WHAT NEEDS TO BE DONE — Retype all the data word for word.

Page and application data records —
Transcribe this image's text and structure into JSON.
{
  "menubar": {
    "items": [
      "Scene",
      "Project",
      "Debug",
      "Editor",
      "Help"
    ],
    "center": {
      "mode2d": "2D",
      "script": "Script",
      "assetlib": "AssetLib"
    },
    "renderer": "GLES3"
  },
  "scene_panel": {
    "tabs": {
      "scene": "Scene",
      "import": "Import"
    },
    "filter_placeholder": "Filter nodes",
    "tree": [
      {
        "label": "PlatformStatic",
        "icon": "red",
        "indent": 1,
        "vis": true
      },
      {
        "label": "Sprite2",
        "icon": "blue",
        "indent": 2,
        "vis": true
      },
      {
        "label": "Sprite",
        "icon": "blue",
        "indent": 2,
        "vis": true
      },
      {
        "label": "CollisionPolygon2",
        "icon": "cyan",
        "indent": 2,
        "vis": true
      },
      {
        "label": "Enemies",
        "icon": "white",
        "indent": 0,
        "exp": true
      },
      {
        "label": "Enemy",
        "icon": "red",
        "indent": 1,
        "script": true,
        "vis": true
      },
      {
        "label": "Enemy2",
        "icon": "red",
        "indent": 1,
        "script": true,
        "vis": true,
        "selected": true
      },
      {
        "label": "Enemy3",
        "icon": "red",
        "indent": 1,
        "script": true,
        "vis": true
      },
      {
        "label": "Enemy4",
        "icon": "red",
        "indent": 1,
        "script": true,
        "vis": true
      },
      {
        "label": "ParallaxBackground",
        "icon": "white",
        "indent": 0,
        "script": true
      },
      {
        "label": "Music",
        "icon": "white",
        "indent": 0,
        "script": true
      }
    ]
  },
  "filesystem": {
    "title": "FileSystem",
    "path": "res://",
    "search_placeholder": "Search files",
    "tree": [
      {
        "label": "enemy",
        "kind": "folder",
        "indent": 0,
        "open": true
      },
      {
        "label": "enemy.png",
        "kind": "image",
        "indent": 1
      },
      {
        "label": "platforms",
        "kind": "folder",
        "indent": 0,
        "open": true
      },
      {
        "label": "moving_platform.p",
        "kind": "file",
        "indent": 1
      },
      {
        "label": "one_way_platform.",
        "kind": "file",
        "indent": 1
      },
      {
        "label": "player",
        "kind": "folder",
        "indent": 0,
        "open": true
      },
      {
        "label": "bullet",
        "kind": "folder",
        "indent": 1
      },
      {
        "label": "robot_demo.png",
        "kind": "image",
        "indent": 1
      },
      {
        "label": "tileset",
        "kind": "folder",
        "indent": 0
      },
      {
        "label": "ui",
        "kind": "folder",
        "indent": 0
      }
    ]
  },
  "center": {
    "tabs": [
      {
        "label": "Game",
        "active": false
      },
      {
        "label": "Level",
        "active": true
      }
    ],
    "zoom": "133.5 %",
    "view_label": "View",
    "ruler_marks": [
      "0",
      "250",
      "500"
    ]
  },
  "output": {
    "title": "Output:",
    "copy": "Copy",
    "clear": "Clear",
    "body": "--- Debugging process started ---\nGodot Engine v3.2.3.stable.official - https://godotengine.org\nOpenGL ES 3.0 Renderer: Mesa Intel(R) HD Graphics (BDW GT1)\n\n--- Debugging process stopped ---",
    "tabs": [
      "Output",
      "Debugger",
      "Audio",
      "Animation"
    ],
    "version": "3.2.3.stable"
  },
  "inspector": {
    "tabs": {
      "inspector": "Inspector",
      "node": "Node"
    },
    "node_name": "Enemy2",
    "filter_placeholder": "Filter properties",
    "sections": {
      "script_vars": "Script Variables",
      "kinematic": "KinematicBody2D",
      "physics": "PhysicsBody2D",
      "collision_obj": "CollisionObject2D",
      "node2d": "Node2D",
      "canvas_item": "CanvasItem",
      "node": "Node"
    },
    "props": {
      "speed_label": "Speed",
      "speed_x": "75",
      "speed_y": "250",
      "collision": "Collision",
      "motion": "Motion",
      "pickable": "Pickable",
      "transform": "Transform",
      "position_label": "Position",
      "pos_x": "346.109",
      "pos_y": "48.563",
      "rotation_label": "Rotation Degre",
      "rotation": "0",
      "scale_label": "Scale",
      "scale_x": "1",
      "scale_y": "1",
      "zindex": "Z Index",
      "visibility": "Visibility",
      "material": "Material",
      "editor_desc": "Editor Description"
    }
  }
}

YOUR RESPONSE —
Transcribe this image's text and structure into JSON.
{
  "menubar": {
    "items": [
      "Scene",
      "Project",
      "Debug",
      "Editor",
      "Help"
    ],
    "center": {
      "mode2d": "2D",
      "script": "Script",
      "assetlib": "AssetLib"
    },
    "renderer": "GLES3"
  },
  "scene_panel": {
    "tabs": {
      "scene": "Scene",
      "import": "Import"
    },
    "filter_placeholder": "Filter nodes",
    "tree": [
      {
        "label": "PlatformStatic",
        "icon": "red",
        "indent": 1,
        "vis": true
      },
      {
        "label": "Sprite2",
        "icon": "blue",
        "indent": 2,
        "vis": true
      },
      {
        "label": "Sprite",
        "icon": "blue",
        "indent": 2,
        "vis": true
      },
      {
        "label": "CollisionPolygon2",
        "icon": "cyan",
        "indent": 2,
        "vis": true
      },
      {
        "label": "Enemies",
        "icon": "white",
        "indent": 0,
        "exp": true
      },
      {
        "label": "Enemy",
        "icon": "red",
        "indent": 1,
        "script": true,
        "vis": true
      },
      {
        "label": "Enemy2",
        "icon": "red",
        "indent": 1,
        "script": true,
        "vis": true,
        "selected": true
      },
      {
        "label": "Enemy3",
        "icon": "red",
        "indent": 1,
        "script": true,
        "vis": true
      },
      {
        "label": "Enemy4",
        "icon": "red",
        "indent": 1,
        "script": true,
        "vis": true
      },
      {
        "label": "ParallaxBackground",
        "icon": "white",
        "indent": 0,
        "script": true
      },
      {
        "label": "Music",
        "icon": "white",
        "indent": 0,
        "script": true
      }
    ]
  },
  "filesystem": {
    "title": "FileSystem",
    "path": "res://",
    "search_placeholder": "Search files",
    "tree": [
      {
        "label": "enemy",
        "kind": "folder",
        "indent": 0,
        "open": true
      },
      {
        "label": "enemy.png",
        "kind": "image",
        "indent": 1
      },
      {
        "label": "platforms",
        "kind": "folder",
        "indent": 0,
        "open": true
      },
      {
        "label": "moving_platform.p",
        "kind": "file",
        "indent": 1
      },
      {
        "label": "one_way_platform.",
        "kind": "file",
        "indent": 1
      },
      {
        "label": "player",
        "kind": "folder",
        "indent": 0,
        "open": true
      },
      {
        "label": "bullet",
        "kind": "folder",
        "indent": 1
      },
      {
        "label": "robot_demo.png",
        "kind": "image",
        "indent": 1
      },
      {
        "label": "tileset",
        "kind": "folder",
        "indent": 0
      },
      {
        "label": "ui",
        "kind": "folder",
        "indent": 0
      }
    ]
  },
  "center": {
    "tabs": [
      {
        "label": "Game",
        "active": false
      },
      {
        "label": "Level",
        "active": true
      }
    ],
    "zoom": "133.5 %",
    "view_label": "View",
    "ruler_marks": [
      "0",
      "250",
      "500"
    ]
  },
  "output": {
    "title": "Output:",
    "copy": "Copy",
    "clear": "Clear",
    "body": "--- Debugging process started ---\nGodot Engine v3.2.3.stable.official - https://godotengine.org\nOpenGL ES 3.0 Renderer: Mesa Intel(R) HD Graphics (BDW GT1)\n\n--- Debugging process stopped ---",
    "tabs": [
      "Output",
      "Debugger",
      "Audio",
      "Animation"
    ],
    "version": "3.2.3.stable"
  },
  "inspector": {
    "tabs": {
      "inspector": "Inspector",
      "node": "Node"
    },
    "node_name": "Enemy2",
    "filter_placeholder": "Filter properties",
    "sections": {
      "script_vars": "Script Variables",
      "kinematic": "KinematicBody2D",
      "physics": "PhysicsBody2D",
      "collision_obj": "CollisionObject2D",
      "node2d": "Node2D",
      "canvas_item": "CanvasItem",
      "node": "Node"
    },
    "props": {
      "speed_label": "Speed",
      "speed_x": "75",
      "speed_y": "250",
      "collision": "Collision",
      "motion": "Motion",
      "pickable": "Pickable",
      "transform": "Transform",
      "position_label": "Position",
      "pos_x": "346.109",
      "pos_y": "48.563",
      "rotation_label": "Rotation Degre",
      "rotation": "0",
      "scale_label": "Scale",
      "scale_x": "1",
      "scale_y": "1",
      "zindex": "Z Index",
      "visibility": "Visibility",
      "material": "Material",
      "editor_desc": "Editor Description"
    }
  }
}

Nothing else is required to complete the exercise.